I preached last week at Redemption Church
on our Emotions. Here’s a little of the takeaway.
Romans: Vertical and Horizontal
Paul’s epistle to the Romans (57-58 A.D.) stands as a tower, a lighthouse in a very dark world brimming and brooding with various forms of evil in every corner. When I think of the epistle to the Romans I think of God's incredible creation story. I think of our sin and all the consequences that we still bear. I think of the sending of the great savior, our Lord Jesus. And I can't help but daydream about all that is to come when he returns.
Just reading through Romans and grappling with all that is being said is not for the faint of heart. And equally as challenging is the application of the content! The first 11 chapters speak primarily to us about God, the gospel, the work of Jesus' redemption, and the indwelling of the Holy Spirit (vertical).
But then in chapter 12 (vv. 9-21) Paul provides for us a vision for what mature Christian life actually looks like on the ground level (horizontal). He tells us that we are to be a loving, honorable, patient, blessing, encouraging, peaceable, community. Christians are not to be the people who hit back or harbor bitterness. Christians are to be a forgiving people, a preserving people; the salt and light that Jesus spoke about (Matt. 5:13-14).
The Christian Life is Impossible!
And yet, if Paul were to command us to do all of these things without first and foremost anchoring our entire identity in Jesus, this would simply be impossible! We would fail; falling flat on our faces in the first 10 seconds! Why? Because the Christian life is anything but natural to us!
Don't Get the Cart Before the Horse!

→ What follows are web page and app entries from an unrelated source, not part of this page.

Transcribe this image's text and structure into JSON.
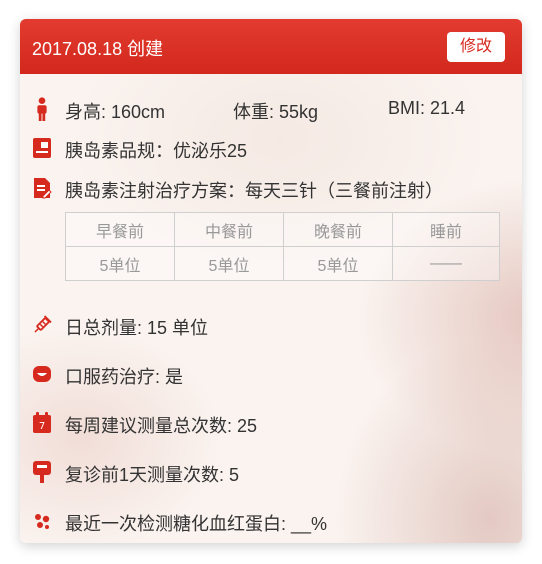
{
  "header": {
    "title": "2017.08.18 创建",
    "edit_label": "修改"
  },
  "stats": {
    "height": "身高: 160cm",
    "weight": "体重: 55kg",
    "bmi": "BMI: 21.4"
  },
  "insulin_spec": "胰岛素品规：优泌乐25",
  "insulin_plan": "胰岛素注射治疗方案：每天三针（三餐前注射）",
  "dose_table": {
    "headers": [
      "早餐前",
      "中餐前",
      "晚餐前",
      "睡前"
    ],
    "values": [
      "5单位",
      "5单位",
      "5单位",
      "——"
    ]
  },
  "daily_total": "日总剂量: 15 单位",
  "oral_med": "口服药治疗: 是",
  "weekly_tests": "每周建议测量总次数: 25",
  "pre_visit_tests": "复诊前1天测量次数: 5",
  "hba1c": "最近一次检测糖化血红蛋白: __%",
  "colors": {
    "accent": "#d72a1f",
    "text": "#333333",
    "table_text": "#999999"
  },
  "icons": [
    "person-icon",
    "insulin-pen-icon",
    "prescription-icon",
    "syringe-icon",
    "oral-medicine-icon",
    "calendar-icon",
    "glucose-meter-icon",
    "blood-drops-icon"
  ]
}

In the gospel, the imperatives always follow the indicatives. What we should do as Christians is always grounded in what has been done in Christ. We can't afford to get the cart before the horse on this one. If we do, we lose the gospel!
You see, the way into Christ-likeness is not through a white-knuckled, grind-it-out, prove-you're-serious-and-scourge-yourself discipline (though discipline is at the core of discipleship). The way to becoming more like Jesus is to place him at the center of our thoughts and looking for him everywhere-starting with and saturated by the Scriptures.
Look to Jesus!
So rather than reading Romans 12 and being broken by the the weight of the expectations, see Jesus there as our great example and Savior for when we fall short. Take a moment and marvel at each of these statements about our Lord Jesus in light of Romans 12.
Jesus' love is genuine.
Jesus abhors what is evil; Jesus holds fast to what is good.
Jesus loves others with brotherly affection.
Jesus outdoes everyone in showing honor.
Jesus is not be slothful in zeal, but Jesus is fervent in spirit, and Jesus served the Lord.
Jesus rejoices in hope, Jesus was patient in tribulation, and Jesus was found to be in constant prayer.
Jesus contributed to the needs of the saints and Jesus showed hospitality.
Jesus blessed his persecutors; Jesus blessed and did not curse them.
Jesus rejoices with those who rejoice, and Jesus weeps with those who weep.
Jesus lived in harmony with the other disciples and Jesus lives in harmony with us.
Jesus is not haughty, but associates with the lowly.
Jesus was never be wise in his own sight.
Jesus repaid no one evil for evil, but Jesus gave thought to do what is honorable in the sight of all.
As far as it depended on Jesus, he lived peaceably with all.
Jesus, never avenged himself, but left it to the wrath of God, for it is written, “Vengeance is mine, I will repay, says the Lord.” To the contrary, Jesus fed his hungry enemies and gave water to anyone who was thirsty.
Jesus was not overcome by evil, but overcame evil with good.
Christian, this is our Jesus. This is who we follow. This is who the Holy Spirit is conforming us to be more like day in and day out.